The RAV4 scored a five-star rating in the Australasian New Car Assessment Program during its launch year in 2019.
Standard safety equipment includes seven airbags (dual front, front side, curtain and driver’s knee), Lane Departure Alert, Lane Trace Assist, Autonomous Emergency Braking (AEB) with pedestrian and daytime cyclist detection, Blind Spot Monitor, Rear Cross Traffic Alert, speed signs recognition, automatic high beam, adaptive cruise control, Trailer Sway Control, front and rear parking sensors, anti-lock brakes with Electronic Brake-force Distribution and Brake Assist, electronic stability control, traction control, hill-start control and seatbelt warning.

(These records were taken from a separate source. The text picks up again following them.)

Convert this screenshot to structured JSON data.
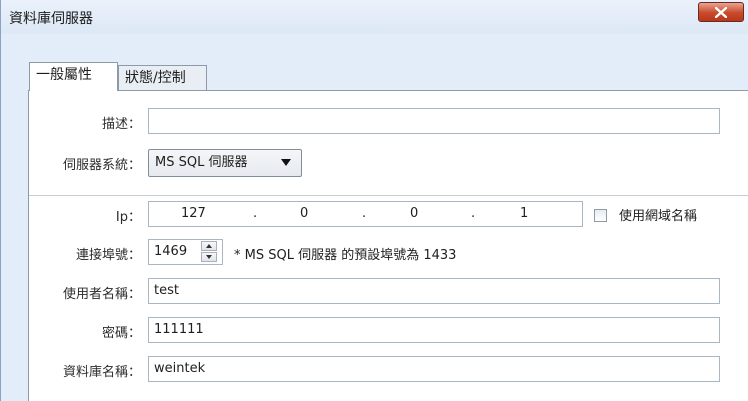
{
  "window": {
    "title": "資料庫伺服器"
  },
  "tabs": [
    {
      "label": "一般屬性"
    },
    {
      "label": "狀態/控制"
    }
  ],
  "form": {
    "description": {
      "label": "描述：",
      "value": ""
    },
    "server_system": {
      "label": "伺服器系統：",
      "value": "MS SQL 伺服器"
    },
    "ip": {
      "label": "Ip：",
      "octets": [
        "127",
        "0",
        "0",
        "1"
      ],
      "separator": "."
    },
    "use_domain_name": {
      "label": "使用網域名稱",
      "checked": false
    },
    "port": {
      "label": "連接埠號：",
      "value": "1469",
      "note": "* MS SQL 伺服器 的預設埠號為 1433"
    },
    "username": {
      "label": "使用者名稱：",
      "value": "test"
    },
    "password": {
      "label": "密碼：",
      "value": "111111"
    },
    "database": {
      "label": "資料庫名稱：",
      "value": "weintek"
    }
  },
  "colors": {
    "close_button": "#c9492a",
    "window_bg": "#e3edf9",
    "panel_bg": "#ffffff"
  }
}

Note that the RAV4’s AEB can detect and brake for cars between 10km/h and 180km/h, and for pedestrians and cyclists between 10km/h and 80km/h, while the lane-departure alert with steering control system is operational between 50km/h and 180km/h.

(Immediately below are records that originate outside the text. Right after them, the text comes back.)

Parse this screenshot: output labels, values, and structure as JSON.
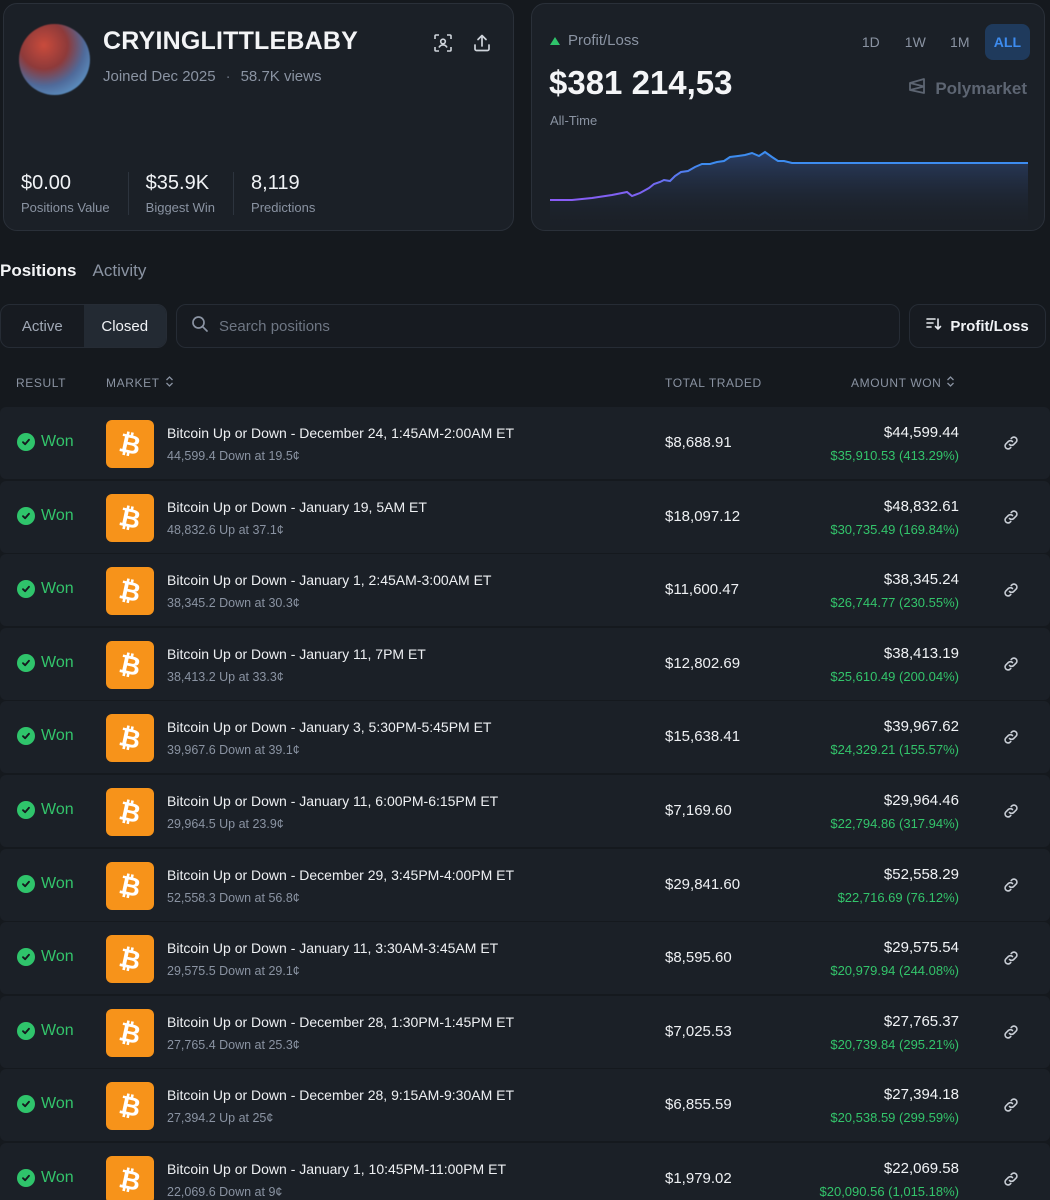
{
  "profile": {
    "username": "CRYINGLITTLEBABY",
    "joined": "Joined Dec 2025",
    "separator": "·",
    "views": "58.7K views",
    "stats": [
      {
        "value": "$0.00",
        "label": "Positions Value"
      },
      {
        "value": "$35.9K",
        "label": "Biggest Win"
      },
      {
        "value": "8,119",
        "label": "Predictions"
      }
    ]
  },
  "pnl": {
    "label": "Profit/Loss",
    "value": "$381 214,53",
    "period": "All-Time",
    "brand": "Polymarket",
    "ranges": [
      "1D",
      "1W",
      "1M",
      "ALL"
    ],
    "active_range": "ALL",
    "colors": {
      "line_start": "#8b5cf6",
      "line_end": "#3d8cf0"
    }
  },
  "tabs": {
    "positions": "Positions",
    "activity": "Activity"
  },
  "filters": {
    "active": "Active",
    "closed": "Closed",
    "search_placeholder": "Search positions",
    "sort_label": "Profit/Loss"
  },
  "table": {
    "headers": {
      "result": "RESULT",
      "market": "MARKET",
      "total_traded": "TOTAL TRADED",
      "amount_won": "AMOUNT WON"
    },
    "rows": [
      {
        "result": "Won",
        "title": "Bitcoin Up or Down - December 24, 1:45AM-2:00AM ET",
        "sub": "44,599.4 Down at 19.5¢",
        "traded": "$8,688.91",
        "won": "$44,599.44",
        "gain": "$35,910.53 (413.29%)"
      },
      {
        "result": "Won",
        "title": "Bitcoin Up or Down - January 19, 5AM ET",
        "sub": "48,832.6 Up at 37.1¢",
        "traded": "$18,097.12",
        "won": "$48,832.61",
        "gain": "$30,735.49 (169.84%)"
      },
      {
        "result": "Won",
        "title": "Bitcoin Up or Down - January 1, 2:45AM-3:00AM ET",
        "sub": "38,345.2 Down at 30.3¢",
        "traded": "$11,600.47",
        "won": "$38,345.24",
        "gain": "$26,744.77 (230.55%)"
      },
      {
        "result": "Won",
        "title": "Bitcoin Up or Down - January 11, 7PM ET",
        "sub": "38,413.2 Up at 33.3¢",
        "traded": "$12,802.69",
        "won": "$38,413.19",
        "gain": "$25,610.49 (200.04%)"
      },
      {
        "result": "Won",
        "title": "Bitcoin Up or Down - January 3, 5:30PM-5:45PM ET",
        "sub": "39,967.6 Down at 39.1¢",
        "traded": "$15,638.41",
        "won": "$39,967.62",
        "gain": "$24,329.21 (155.57%)"
      },
      {
        "result": "Won",
        "title": "Bitcoin Up or Down - January 11, 6:00PM-6:15PM ET",
        "sub": "29,964.5 Up at 23.9¢",
        "traded": "$7,169.60",
        "won": "$29,964.46",
        "gain": "$22,794.86 (317.94%)"
      },
      {
        "result": "Won",
        "title": "Bitcoin Up or Down - December 29, 3:45PM-4:00PM ET",
        "sub": "52,558.3 Down at 56.8¢",
        "traded": "$29,841.60",
        "won": "$52,558.29",
        "gain": "$22,716.69 (76.12%)"
      },
      {
        "result": "Won",
        "title": "Bitcoin Up or Down - January 11, 3:30AM-3:45AM ET",
        "sub": "29,575.5 Down at 29.1¢",
        "traded": "$8,595.60",
        "won": "$29,575.54",
        "gain": "$20,979.94 (244.08%)"
      },
      {
        "result": "Won",
        "title": "Bitcoin Up or Down - December 28, 1:30PM-1:45PM ET",
        "sub": "27,765.4 Down at 25.3¢",
        "traded": "$7,025.53",
        "won": "$27,765.37",
        "gain": "$20,739.84 (295.21%)"
      },
      {
        "result": "Won",
        "title": "Bitcoin Up or Down - December 28, 9:15AM-9:30AM ET",
        "sub": "27,394.2 Up at 25¢",
        "traded": "$6,855.59",
        "won": "$27,394.18",
        "gain": "$20,538.59 (299.59%)"
      },
      {
        "result": "Won",
        "title": "Bitcoin Up or Down - January 1, 10:45PM-11:00PM ET",
        "sub": "22,069.6 Down at 9¢",
        "traded": "$1,979.02",
        "won": "$22,069.58",
        "gain": "$20,090.56 (1,015.18%)"
      }
    ]
  },
  "icons": {
    "scan": "scan-icon",
    "share": "share-icon",
    "search": "search-icon",
    "sort": "sort-icon",
    "check": "check-circle-icon",
    "bitcoin": "bitcoin-icon",
    "link": "link-icon",
    "brand": "polymarket-logo-icon"
  }
}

A pair of ISOFIX points as well as a trio of top tethers for straps are fitted to the rear seats.
Service intervals are at 12 months or 15,000km, whichever comes first.
The NX also includes three years and 45,000km of capped-price servicing, with each one costing $495 – and as we’ve noticed in the recent past, that is very highly competitive pricing for a luxury brand.
Plus, there’s also Lexus’ ‘Encore’ aftersales subscription program offering myriad offers and services.
Toyota offers a five-year/unlimited kilometre warranty – with the option of extending that to seven years – as well as roadside assistance. Service intervals are at 12 months or 15,000km.
The engine and transmission are under a seven-year warranty, while the hybrid battery pack is up to 10 years as long as the owner undertakes an annual inspection “… as part of routine maintenance according to the vehicle logbook.”
And why wouldn't you? The first five annual scheduled services are capped at just $230 each, with the work carried out detailed online at Toyota's website. This is one of the brand's biggest advantages over the competition.